- It is a passive way to keep apprised of what your friends and family are up to. We all love to know what the people we care about are up to, but it’s honestly pretty annoying to have to ask and answer the same questions-“where r u?,” “what’s up?”, “r u busy?” over and over again throughout the course of your day. Waldo saves us the trouble of having to touch base with friends by updating a users’ status in the app automatically.
- Waldo isn’t for everyone . . . and by that I mean your profile won’t include updates from the 100s of friends you have on Facebook. Instead, it’s ideal for keeping tabs on a small group of very active people, which is another way of saying the modern American family or your 3 closest friends. So many messaging apps are about expanding your social network that it’s refreshing to see one that emphasizes building tighter connections amongst a small group.
- Waldo tells you what you need to know, but not more. This app isn’t the place to go to find out someone’s favorite band or American Idol contestant, but it does tell you the kind of information you wish every messaging app did, like that your friend is currently driving or that his/her phone is running low on batteries.

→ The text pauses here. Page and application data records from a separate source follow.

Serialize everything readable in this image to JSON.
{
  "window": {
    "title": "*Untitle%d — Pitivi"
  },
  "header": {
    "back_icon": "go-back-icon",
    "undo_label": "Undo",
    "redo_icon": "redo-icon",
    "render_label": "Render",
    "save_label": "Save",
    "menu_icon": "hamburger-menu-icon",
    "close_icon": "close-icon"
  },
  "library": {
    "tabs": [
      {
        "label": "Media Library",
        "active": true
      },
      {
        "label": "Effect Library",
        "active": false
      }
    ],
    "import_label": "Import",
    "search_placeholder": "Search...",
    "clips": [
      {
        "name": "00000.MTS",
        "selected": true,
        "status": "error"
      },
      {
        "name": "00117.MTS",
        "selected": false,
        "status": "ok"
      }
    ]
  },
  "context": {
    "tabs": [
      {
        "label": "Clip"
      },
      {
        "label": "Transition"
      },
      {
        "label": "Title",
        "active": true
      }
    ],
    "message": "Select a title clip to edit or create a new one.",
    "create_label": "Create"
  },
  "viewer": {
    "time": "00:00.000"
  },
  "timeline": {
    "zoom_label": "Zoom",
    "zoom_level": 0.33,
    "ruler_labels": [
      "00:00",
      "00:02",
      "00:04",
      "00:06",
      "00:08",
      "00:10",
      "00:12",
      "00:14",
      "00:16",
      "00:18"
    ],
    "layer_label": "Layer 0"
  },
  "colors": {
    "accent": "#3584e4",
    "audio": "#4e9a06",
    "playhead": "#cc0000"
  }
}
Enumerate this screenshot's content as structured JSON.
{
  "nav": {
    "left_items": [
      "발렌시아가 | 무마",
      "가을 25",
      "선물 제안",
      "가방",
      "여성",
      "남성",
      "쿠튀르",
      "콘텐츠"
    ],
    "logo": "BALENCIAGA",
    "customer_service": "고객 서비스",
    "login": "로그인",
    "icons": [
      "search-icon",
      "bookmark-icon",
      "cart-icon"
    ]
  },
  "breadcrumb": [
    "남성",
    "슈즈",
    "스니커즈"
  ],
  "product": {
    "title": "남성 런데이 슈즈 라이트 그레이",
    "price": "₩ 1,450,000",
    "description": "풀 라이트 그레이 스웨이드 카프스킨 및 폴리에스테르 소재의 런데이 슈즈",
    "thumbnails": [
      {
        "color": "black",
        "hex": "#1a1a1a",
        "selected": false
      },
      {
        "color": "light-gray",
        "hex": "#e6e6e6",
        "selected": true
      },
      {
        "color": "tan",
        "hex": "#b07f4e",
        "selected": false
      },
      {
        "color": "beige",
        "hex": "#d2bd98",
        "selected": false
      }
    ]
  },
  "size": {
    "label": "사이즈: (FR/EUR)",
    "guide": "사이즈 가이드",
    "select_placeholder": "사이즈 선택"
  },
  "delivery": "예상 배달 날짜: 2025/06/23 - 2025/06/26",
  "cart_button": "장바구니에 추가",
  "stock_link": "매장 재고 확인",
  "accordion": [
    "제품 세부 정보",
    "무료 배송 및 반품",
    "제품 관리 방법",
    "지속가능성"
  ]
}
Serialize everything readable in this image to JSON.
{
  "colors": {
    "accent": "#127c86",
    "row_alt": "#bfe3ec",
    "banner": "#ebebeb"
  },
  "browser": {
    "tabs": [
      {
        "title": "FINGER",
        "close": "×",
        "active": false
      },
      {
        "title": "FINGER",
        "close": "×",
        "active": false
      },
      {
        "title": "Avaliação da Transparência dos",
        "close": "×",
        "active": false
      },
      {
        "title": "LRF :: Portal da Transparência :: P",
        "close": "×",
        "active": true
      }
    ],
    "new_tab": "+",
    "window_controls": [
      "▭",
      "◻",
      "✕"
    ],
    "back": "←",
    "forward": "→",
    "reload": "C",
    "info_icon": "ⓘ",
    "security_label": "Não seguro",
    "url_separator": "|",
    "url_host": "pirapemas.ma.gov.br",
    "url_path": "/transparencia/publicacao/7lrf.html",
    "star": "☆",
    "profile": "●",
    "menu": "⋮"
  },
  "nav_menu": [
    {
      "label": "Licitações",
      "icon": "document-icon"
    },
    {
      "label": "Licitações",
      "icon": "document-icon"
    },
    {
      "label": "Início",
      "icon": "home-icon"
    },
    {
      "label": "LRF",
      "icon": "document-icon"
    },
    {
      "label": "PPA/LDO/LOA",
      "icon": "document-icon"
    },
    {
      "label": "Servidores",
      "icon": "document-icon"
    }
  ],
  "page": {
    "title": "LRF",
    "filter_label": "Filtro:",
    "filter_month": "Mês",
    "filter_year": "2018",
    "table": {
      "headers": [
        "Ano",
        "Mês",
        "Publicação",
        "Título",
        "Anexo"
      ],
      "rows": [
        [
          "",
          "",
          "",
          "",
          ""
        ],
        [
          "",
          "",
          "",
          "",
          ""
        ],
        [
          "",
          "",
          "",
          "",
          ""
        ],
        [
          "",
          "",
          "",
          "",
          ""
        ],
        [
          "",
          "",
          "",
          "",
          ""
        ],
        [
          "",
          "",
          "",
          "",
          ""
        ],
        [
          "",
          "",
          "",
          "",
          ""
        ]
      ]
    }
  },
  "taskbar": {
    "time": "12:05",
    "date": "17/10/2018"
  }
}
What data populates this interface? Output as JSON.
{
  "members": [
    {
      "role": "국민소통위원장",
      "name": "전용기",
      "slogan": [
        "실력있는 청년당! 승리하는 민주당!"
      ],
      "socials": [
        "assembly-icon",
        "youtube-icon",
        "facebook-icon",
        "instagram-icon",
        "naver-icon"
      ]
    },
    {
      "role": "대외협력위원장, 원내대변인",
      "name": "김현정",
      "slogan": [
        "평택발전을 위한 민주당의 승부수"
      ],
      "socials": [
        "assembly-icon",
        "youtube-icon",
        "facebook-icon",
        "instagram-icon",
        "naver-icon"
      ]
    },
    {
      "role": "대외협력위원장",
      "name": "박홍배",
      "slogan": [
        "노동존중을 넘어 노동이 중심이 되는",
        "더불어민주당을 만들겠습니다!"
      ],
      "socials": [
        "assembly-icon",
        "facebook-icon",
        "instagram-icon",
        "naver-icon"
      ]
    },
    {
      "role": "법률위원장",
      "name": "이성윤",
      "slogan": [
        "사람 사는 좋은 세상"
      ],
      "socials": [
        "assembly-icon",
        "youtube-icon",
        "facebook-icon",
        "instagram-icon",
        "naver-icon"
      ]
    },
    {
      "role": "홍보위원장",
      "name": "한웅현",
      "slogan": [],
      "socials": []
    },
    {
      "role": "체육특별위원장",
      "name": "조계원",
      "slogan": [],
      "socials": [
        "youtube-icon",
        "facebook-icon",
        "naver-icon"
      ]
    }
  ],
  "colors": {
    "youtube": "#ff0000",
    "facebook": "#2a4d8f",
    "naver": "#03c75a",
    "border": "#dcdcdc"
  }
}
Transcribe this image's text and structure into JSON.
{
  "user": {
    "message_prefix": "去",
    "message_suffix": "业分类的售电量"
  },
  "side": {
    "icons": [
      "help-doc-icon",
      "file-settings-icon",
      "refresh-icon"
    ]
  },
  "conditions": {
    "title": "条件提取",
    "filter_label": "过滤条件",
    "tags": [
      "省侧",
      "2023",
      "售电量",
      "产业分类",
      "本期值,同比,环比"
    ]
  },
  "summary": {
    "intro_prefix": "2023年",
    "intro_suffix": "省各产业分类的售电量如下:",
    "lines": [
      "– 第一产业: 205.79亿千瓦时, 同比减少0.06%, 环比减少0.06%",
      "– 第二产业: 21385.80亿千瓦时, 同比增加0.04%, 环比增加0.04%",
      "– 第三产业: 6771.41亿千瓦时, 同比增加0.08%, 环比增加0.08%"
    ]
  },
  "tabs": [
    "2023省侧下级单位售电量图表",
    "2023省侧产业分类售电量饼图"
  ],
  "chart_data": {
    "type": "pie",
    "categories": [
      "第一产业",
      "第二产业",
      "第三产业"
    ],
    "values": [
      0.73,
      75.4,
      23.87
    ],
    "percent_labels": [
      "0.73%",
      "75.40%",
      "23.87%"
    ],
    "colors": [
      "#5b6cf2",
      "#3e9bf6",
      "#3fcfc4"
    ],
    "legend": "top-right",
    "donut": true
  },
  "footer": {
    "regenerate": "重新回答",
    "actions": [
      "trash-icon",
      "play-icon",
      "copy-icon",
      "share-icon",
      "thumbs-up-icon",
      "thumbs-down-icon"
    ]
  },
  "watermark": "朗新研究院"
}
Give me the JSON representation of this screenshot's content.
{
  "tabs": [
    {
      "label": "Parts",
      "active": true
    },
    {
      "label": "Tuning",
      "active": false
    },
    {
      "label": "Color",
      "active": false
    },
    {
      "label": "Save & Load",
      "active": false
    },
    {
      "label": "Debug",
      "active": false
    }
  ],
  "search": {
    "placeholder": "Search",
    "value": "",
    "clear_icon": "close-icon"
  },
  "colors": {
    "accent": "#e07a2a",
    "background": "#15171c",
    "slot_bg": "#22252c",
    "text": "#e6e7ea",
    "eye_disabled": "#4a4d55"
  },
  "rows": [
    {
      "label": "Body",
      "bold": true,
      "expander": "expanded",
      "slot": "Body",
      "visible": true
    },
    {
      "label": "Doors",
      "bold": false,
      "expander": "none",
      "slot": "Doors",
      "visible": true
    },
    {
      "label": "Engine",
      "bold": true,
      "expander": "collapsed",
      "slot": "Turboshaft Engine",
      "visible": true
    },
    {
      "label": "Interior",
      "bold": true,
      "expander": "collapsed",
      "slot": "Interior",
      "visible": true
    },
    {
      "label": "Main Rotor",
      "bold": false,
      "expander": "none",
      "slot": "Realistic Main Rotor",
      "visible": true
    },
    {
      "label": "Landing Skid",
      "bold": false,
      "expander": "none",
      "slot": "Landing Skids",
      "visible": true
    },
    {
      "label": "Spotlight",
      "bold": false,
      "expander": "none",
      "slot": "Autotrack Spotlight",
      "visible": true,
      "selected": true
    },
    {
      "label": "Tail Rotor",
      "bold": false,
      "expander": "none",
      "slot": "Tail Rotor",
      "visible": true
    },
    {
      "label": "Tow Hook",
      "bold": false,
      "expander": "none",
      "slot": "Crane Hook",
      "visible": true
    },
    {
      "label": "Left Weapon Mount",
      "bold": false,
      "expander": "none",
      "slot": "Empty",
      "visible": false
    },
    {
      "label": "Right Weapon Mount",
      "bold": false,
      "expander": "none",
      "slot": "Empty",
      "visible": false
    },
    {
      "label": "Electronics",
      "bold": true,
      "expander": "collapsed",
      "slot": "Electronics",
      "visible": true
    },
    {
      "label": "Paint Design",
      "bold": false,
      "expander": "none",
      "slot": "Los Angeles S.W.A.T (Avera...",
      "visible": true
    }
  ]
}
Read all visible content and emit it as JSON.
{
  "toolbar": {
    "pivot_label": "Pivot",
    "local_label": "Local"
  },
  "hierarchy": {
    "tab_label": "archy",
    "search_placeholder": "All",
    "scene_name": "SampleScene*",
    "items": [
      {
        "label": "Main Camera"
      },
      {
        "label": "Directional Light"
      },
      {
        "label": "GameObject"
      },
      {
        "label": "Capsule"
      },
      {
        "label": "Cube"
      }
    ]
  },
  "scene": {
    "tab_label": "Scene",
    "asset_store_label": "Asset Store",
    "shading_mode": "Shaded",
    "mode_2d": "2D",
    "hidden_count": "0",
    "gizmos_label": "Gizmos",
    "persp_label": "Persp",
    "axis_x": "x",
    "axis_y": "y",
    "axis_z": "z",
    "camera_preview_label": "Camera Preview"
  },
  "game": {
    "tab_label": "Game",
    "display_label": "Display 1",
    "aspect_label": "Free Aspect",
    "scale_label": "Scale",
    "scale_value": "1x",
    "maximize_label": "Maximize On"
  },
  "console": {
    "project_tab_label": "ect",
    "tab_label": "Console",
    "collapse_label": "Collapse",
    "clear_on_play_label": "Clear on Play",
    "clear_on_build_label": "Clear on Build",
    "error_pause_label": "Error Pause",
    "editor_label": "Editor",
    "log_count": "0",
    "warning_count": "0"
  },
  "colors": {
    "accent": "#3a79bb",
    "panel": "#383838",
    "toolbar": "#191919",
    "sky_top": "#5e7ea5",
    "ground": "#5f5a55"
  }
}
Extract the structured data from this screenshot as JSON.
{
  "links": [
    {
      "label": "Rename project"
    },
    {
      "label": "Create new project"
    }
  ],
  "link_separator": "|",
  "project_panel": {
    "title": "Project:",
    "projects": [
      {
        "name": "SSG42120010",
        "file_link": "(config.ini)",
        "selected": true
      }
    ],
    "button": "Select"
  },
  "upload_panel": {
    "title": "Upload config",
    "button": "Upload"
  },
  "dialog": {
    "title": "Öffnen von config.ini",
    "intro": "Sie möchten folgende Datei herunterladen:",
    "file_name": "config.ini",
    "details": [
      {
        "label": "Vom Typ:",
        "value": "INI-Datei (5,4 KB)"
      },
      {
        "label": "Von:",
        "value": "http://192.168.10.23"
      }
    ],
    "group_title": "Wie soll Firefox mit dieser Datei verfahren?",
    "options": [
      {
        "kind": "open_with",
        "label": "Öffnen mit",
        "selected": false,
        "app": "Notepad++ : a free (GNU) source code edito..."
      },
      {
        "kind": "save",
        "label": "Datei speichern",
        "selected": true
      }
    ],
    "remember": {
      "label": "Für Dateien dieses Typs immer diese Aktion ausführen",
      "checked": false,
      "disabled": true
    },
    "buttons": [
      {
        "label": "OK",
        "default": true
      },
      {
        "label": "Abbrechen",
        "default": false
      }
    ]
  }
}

Waldo is made by Chronos Mobile Technologies, a development company headquartered in SF which specializes in lifestyle apps, and is currently available for the iPhone and Apple Watch.
Cord: “Less text. More message.”
Cord, a super simple app for Android and iOS that lets you listen to and record 12-second messages from friends, is a delightful contrast to the bevy of Swiss Army knife-like messaging apps that seem to compete for first place in “Who has the most Features?” contest.
No, it doesn’t have picture or video sharing, Google Maps integration or cute fox stickers, but this minimalist Android and iPhone app do have charm-and a lot of it.
Here are 3 reasons why we think you should download Cord . . . now!
- The idea behind Cord is simple, and so is its UI. While other messaging apps make you scroll through long lists of contacts to find the person you want to connect with, this one presents a neat array of profile pictures for you to choose from. Recording and sending a voice message is as simple as tapping a friend’s picture for a couple of seconds, and playing one is just as simple. Sure, you can also send messages to groups of friends, but other than that there are no frills to weigh this app down.
- Cord puts intimacy and emotion back into messaging. Everyone knows that text messages can’t express the range or depth of feeling like the human voice (which is often why we use them in the first place). This app presents a form of messaging that retains the ease and efficiency of text but pushes us towards the personal touch of actually saying what we think out loud. Let your voice do what emoticons used to!
- Its walkie-talkie-like nature makes it a perfect app for the Apple Watch. While other messengers have been forced to water down their apps’ functionality to suit the limited range of the Apple Watch, Cord is unique in that its users can do the same things with the app regardless of what device they’re running it on.
Cord was founded by New York-based Google alums Thomas Gayno and Jeff Baxter, who have so far received over $1.8 million in funding from VC Firm VaynerRSE.